----- Materials provided
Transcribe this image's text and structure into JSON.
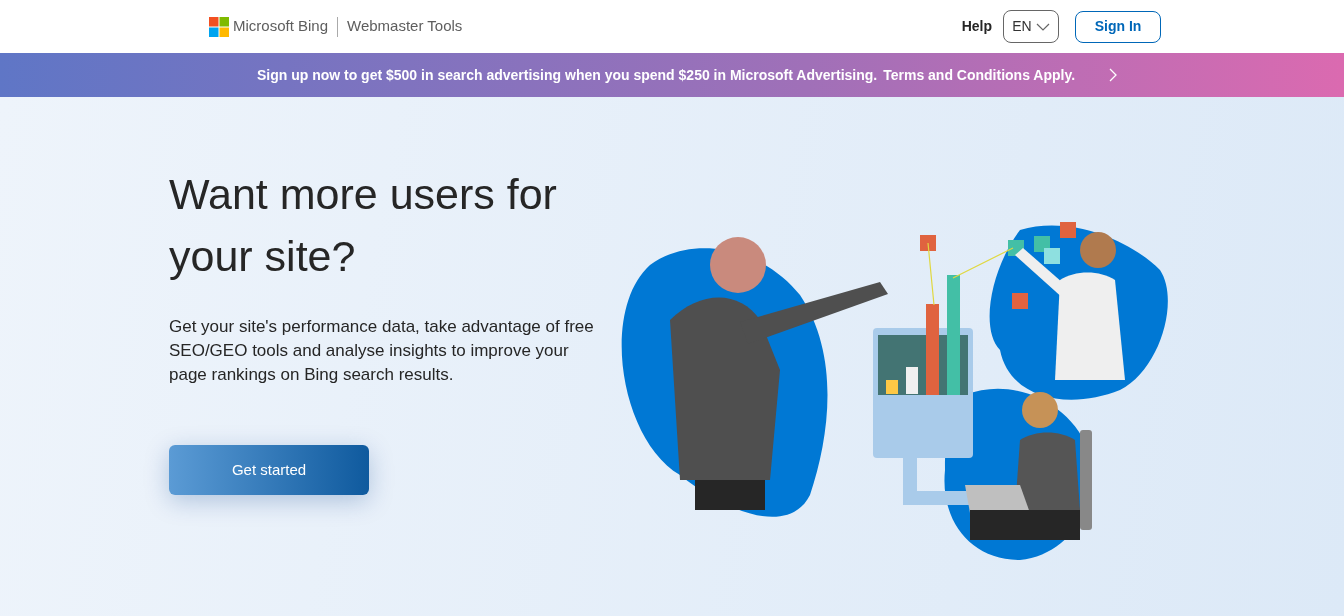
{
  "header": {
    "brand": "Microsoft Bing",
    "product": "Webmaster Tools",
    "help": "Help",
    "language": "EN",
    "sign_in": "Sign In"
  },
  "banner": {
    "text": "Sign up now to get $500 in search advertising when you spend $250 in Microsoft Advertising.",
    "link": "Terms and Conditions Apply."
  },
  "hero": {
    "heading": "Want more users for your site?",
    "description": "Get your site's performance data, take advantage of free SEO/GEO tools and analyse insights to improve your page rankings on Bing search results.",
    "button": "Get started"
  }
}
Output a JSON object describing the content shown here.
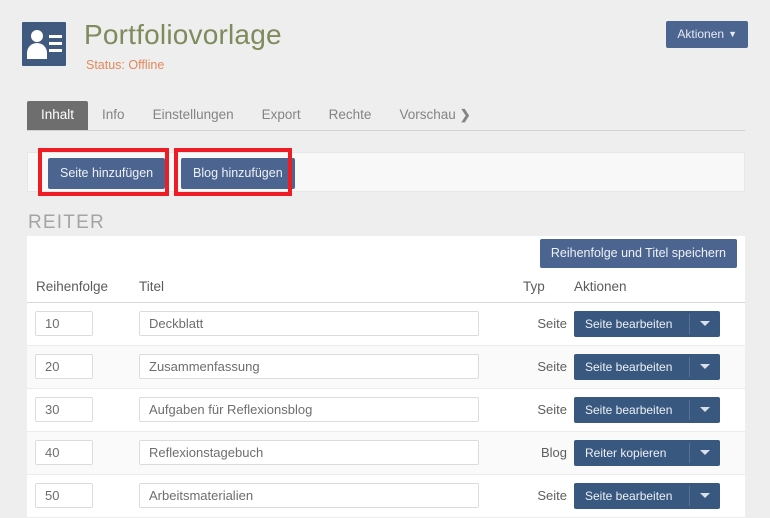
{
  "header": {
    "icon": "contact-card-icon",
    "title": "Portfoliovorlage",
    "status": "Status: Offline",
    "actions_button": "Aktionen",
    "actions_caret": "▼"
  },
  "tabs": [
    {
      "label": "Inhalt",
      "active": true
    },
    {
      "label": "Info",
      "active": false
    },
    {
      "label": "Einstellungen",
      "active": false
    },
    {
      "label": "Export",
      "active": false
    },
    {
      "label": "Rechte",
      "active": false
    },
    {
      "label": "Vorschau",
      "active": false,
      "chevron": "❯"
    }
  ],
  "toolbar": {
    "add_page_label": "Seite hinzufügen",
    "add_blog_label": "Blog hinzufügen"
  },
  "annotations": {
    "color": "#ee1c25",
    "boxes": [
      "add-page-button",
      "add-blog-button"
    ]
  },
  "section": {
    "title": "REITER",
    "save_button": "Reihenfolge und Titel speichern"
  },
  "table": {
    "columns": {
      "order": "Reihenfolge",
      "title": "Titel",
      "type": "Typ",
      "actions": "Aktionen"
    },
    "rows": [
      {
        "order": "10",
        "title": "Deckblatt",
        "type": "Seite",
        "action": "Seite bearbeiten"
      },
      {
        "order": "20",
        "title": "Zusammenfassung",
        "type": "Seite",
        "action": "Seite bearbeiten"
      },
      {
        "order": "30",
        "title": "Aufgaben für Reflexionsblog",
        "type": "Seite",
        "action": "Seite bearbeiten"
      },
      {
        "order": "40",
        "title": "Reflexionstagebuch",
        "type": "Blog",
        "action": "Reiter kopieren"
      },
      {
        "order": "50",
        "title": "Arbeitsmaterialien",
        "type": "Seite",
        "action": "Seite bearbeiten"
      }
    ]
  },
  "colors": {
    "page_background": "#eeeeee",
    "brand_blue": "#40597f",
    "button_blue": "#4c6590",
    "action_button_blue": "#39587f",
    "title_green": "#7e8b5c",
    "status_orange": "#e08a5c",
    "active_tab_gray": "#6e6e6e",
    "annotation_red": "#ee1c25"
  }
}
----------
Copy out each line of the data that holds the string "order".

      "order": "Reihenfolge",
        "order": "10",
        "order": "20",
        "order": "30",
        "order": "40",
        "order": "50",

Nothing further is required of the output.